Entries taken from a collection
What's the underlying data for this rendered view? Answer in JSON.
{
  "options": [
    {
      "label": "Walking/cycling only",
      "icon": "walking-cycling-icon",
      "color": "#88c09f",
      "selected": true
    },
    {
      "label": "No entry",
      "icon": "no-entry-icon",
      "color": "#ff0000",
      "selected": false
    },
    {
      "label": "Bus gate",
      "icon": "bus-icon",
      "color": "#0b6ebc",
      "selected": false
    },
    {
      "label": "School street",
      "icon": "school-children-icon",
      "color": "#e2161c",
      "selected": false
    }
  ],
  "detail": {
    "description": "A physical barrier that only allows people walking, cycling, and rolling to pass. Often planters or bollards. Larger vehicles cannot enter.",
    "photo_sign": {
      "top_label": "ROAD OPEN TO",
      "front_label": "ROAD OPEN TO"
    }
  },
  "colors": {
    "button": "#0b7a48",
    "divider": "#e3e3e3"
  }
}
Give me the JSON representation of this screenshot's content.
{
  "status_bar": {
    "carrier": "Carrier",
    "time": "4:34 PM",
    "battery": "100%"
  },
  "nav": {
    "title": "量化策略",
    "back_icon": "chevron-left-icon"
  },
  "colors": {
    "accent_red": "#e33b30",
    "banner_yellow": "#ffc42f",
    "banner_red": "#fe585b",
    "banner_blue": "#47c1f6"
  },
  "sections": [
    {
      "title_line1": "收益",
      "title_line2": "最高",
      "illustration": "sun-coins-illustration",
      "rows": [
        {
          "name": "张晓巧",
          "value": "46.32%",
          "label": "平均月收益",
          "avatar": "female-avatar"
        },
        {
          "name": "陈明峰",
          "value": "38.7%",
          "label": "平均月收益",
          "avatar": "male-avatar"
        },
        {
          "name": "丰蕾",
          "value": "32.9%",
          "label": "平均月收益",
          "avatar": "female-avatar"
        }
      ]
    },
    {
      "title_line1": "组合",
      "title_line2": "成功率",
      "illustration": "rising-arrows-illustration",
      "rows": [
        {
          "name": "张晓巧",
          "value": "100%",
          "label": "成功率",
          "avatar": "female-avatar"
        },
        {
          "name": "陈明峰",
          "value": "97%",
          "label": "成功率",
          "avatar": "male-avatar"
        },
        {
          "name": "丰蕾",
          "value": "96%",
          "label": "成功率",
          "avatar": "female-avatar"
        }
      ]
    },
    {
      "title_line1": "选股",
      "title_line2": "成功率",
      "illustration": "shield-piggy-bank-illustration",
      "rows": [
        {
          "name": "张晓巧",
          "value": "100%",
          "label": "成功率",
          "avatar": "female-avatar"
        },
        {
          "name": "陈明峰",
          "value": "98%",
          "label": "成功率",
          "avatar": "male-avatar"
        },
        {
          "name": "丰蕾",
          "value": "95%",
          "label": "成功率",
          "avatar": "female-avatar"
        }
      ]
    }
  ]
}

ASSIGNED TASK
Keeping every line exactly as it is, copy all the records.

SOLUTION FOR THIS EXERCISE
What's the underlying data for this rendered view? Answer in JSON.
{
  "options": [
    {
      "label": "Walking/cycling only",
      "icon": "walking-cycling-icon",
      "color": "#88c09f",
      "selected": true
    },
    {
      "label": "No entry",
      "icon": "no-entry-icon",
      "color": "#ff0000",
      "selected": false
    },
    {
      "label": "Bus gate",
      "icon": "bus-icon",
      "color": "#0b6ebc",
      "selected": false
    },
    {
      "label": "School street",
      "icon": "school-children-icon",
      "color": "#e2161c",
      "selected": false
    }
  ],
  "detail": {
    "description": "A physical barrier that only allows people walking, cycling, and rolling to pass. Often planters or bollards. Larger vehicles cannot enter.",
    "photo_sign": {
      "top_label": "ROAD OPEN TO",
      "front_label": "ROAD OPEN TO"
    }
  },
  "colors": {
    "button": "#0b7a48",
    "divider": "#e3e3e3"
  }
}
Give me the JSON representation of this screenshot's content.
{
  "status_bar": {
    "carrier": "Carrier",
    "time": "4:34 PM",
    "battery": "100%"
  },
  "nav": {
    "title": "量化策略",
    "back_icon": "chevron-left-icon"
  },
  "colors": {
    "accent_red": "#e33b30",
    "banner_yellow": "#ffc42f",
    "banner_red": "#fe585b",
    "banner_blue": "#47c1f6"
  },
  "sections": [
    {
      "title_line1": "收益",
      "title_line2": "最高",
      "illustration": "sun-coins-illustration",
      "rows": [
        {
          "name": "张晓巧",
          "value": "46.32%",
          "label": "平均月收益",
          "avatar": "female-avatar"
        },
        {
          "name": "陈明峰",
          "value": "38.7%",
          "label": "平均月收益",
          "avatar": "male-avatar"
        },
        {
          "name": "丰蕾",
          "value": "32.9%",
          "label": "平均月收益",
          "avatar": "female-avatar"
        }
      ]
    },
    {
      "title_line1": "组合",
      "title_line2": "成功率",
      "illustration": "rising-arrows-illustration",
      "rows": [
        {
          "name": "张晓巧",
          "value": "100%",
          "label": "成功率",
          "avatar": "female-avatar"
        },
        {
          "name": "陈明峰",
          "value": "97%",
          "label": "成功率",
          "avatar": "male-avatar"
        },
        {
          "name": "丰蕾",
          "value": "96%",
          "label": "成功率",
          "avatar": "female-avatar"
        }
      ]
    },
    {
      "title_line1": "选股",
      "title_line2": "成功率",
      "illustration": "shield-piggy-bank-illustration",
      "rows": [
        {
          "name": "张晓巧",
          "value": "100%",
          "label": "成功率",
          "avatar": "female-avatar"
        },
        {
          "name": "陈明峰",
          "value": "98%",
          "label": "成功率",
          "avatar": "male-avatar"
        },
        {
          "name": "丰蕾",
          "value": "95%",
          "label": "成功率",
          "avatar": "female-avatar"
        }
      ]
    }
  ]
}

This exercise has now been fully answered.